Highlighting teacher desperation was Fraser High School principal Virginia Crawford’s shock-tactic attempt to dissuade her students from wagging school. Her teachers have to drive around to pick up truants – not their job – and are losing the battle, with a former staff member claiming up to 100 students a day are wagging. Crawford told students what dismal statistics awaited truants, and she was largely correct. Lack of educational attainment is a reliable predictor of low pay or unemployment, which in turn often contributes to poor nutrition and health, and the temptation of drugs, booze and/or crime. High illiteracy statistics among prison inmates are not coincidental. Crawford included coded references to the vulnerability of truants to gang recruitment and other sorts of predation. Where she went too far was in linking truancy to domestic violence, rape and suicide. These are fates people in any walk of life mayface.
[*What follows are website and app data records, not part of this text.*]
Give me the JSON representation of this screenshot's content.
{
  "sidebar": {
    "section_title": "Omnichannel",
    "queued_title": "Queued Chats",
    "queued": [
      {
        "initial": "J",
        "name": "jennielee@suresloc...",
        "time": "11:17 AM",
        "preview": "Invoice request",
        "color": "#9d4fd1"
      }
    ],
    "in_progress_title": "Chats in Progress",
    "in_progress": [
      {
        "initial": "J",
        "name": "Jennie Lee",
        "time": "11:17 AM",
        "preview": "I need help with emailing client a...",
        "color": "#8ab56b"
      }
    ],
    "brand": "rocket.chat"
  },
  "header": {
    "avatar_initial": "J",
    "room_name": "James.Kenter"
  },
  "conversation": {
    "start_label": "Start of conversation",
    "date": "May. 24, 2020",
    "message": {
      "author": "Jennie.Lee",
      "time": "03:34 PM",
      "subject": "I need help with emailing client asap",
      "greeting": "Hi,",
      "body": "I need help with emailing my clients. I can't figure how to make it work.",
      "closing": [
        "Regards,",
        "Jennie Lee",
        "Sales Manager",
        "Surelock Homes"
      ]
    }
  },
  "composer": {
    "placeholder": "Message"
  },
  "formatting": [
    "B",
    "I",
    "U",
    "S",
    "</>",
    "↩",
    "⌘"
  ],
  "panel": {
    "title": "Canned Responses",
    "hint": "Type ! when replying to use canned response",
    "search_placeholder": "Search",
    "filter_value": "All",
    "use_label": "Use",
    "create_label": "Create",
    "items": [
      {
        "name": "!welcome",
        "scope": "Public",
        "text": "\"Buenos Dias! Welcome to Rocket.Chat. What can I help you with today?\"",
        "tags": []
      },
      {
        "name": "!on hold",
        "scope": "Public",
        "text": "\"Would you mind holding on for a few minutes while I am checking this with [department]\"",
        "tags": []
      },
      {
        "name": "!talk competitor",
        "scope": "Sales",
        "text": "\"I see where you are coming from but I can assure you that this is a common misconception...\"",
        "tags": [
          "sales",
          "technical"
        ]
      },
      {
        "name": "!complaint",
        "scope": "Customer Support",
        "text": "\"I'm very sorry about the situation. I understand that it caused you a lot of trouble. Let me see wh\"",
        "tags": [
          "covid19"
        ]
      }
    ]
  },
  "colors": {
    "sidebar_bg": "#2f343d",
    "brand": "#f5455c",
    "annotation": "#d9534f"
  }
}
Such “tough love” tactics seldom, of course, change behaviour, which is why the ministry is urgently exploring more positive truancy-reduction measures. But some of the public rebuttal of Crawford’s message suggested truancy was a harmless lark. Let’s get real. New Zealand’s truancy rate is worsening, according to the OECD – not a sign of our youngsters’ superior spirits. Again, decisions have consequences. To tell youngsters who regularly skip school that they can catch up later or go back and get qualifications when they’re older is so misleading as to be cruel. For most, school is a one-time chance to maximise life’s options and acquire the skills to be a lifelong learner. The time and financial hurdles in getting qualifications later are enormous.
Truancy, confoundingly, has many factors, as teachers well know. They deal with it all: from kids with troubled and transient home lives through to kids who simply can’t stay awake because of too much sleepdisruptive social media screen time. Hunger is, thankfully, no longer the barrier it once was, as most schools now have “breakfast clubs” – often run by, yes, teachers. The complaint that schools fail to engage kids is spurious. Computer technology, art, kapa haka, drama, fashion, sport – today’s schools offer immensely student-friendly fare. The ministry’s tentative suggestion that “fun” subjects be scheduled first thing and after lunch prompted a reminder from principals that schools are not entertainment venues, even if such schedules were possible in colleges. To reading, writing, science and maths, it’s important to add self-discipline, concentration and the resilience to endure being a bit bored – all necessary skills for work and life.
We expect teachers to do much heavy lifting in our children’s life-skills development, and to engage students with physical and mental-health challenges, and those with families often too distracted by their own overwhelming issues to foster their children’s learning. But if we don’t reward teachers sufficiently, they too will avoid school, and children will be all the poorer for it.